TASK STATEMENT
All lines holding the word "heading" are to be copied from the records beneath.

Recorded data
========

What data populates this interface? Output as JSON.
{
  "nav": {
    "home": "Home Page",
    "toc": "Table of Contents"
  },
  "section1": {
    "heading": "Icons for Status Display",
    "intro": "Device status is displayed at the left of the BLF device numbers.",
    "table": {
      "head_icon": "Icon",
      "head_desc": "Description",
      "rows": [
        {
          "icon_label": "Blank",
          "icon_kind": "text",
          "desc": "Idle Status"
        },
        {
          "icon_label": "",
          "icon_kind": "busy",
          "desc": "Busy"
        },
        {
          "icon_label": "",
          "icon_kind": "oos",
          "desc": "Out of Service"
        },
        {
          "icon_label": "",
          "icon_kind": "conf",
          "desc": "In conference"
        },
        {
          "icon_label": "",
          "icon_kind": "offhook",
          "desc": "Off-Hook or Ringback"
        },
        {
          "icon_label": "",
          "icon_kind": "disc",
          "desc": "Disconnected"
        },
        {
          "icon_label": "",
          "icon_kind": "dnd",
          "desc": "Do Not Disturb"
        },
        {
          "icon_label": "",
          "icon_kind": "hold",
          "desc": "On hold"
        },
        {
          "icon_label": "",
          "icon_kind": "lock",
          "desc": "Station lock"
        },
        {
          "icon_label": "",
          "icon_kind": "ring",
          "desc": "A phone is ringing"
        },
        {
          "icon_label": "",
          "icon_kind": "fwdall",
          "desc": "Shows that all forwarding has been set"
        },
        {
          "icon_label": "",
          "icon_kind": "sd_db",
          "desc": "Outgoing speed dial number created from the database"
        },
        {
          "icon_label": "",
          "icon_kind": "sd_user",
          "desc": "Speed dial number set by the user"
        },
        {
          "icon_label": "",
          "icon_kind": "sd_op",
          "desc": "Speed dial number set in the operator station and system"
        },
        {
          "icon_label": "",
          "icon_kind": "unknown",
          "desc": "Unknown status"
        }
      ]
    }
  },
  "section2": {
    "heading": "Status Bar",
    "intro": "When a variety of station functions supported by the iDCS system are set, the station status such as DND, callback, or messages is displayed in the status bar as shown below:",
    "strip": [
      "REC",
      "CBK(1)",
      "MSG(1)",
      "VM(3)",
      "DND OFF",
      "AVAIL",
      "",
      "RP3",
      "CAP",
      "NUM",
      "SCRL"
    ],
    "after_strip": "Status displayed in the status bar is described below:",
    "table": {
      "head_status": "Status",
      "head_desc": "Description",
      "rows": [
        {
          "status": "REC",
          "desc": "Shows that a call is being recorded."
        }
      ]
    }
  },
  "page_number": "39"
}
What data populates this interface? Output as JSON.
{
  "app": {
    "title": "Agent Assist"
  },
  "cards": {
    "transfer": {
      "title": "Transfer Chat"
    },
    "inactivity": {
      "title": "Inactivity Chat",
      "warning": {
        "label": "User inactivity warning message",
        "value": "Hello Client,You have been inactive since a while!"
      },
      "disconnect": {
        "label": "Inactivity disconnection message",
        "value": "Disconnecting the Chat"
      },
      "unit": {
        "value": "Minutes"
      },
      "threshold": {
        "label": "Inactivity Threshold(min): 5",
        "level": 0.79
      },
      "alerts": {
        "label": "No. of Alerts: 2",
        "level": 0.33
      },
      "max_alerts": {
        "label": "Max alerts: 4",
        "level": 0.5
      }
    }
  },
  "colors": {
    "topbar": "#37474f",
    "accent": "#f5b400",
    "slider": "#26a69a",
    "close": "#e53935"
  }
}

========

EXERCISE SOLUTION
    "heading": "Icons for Status Display",
    "heading": "Status Bar",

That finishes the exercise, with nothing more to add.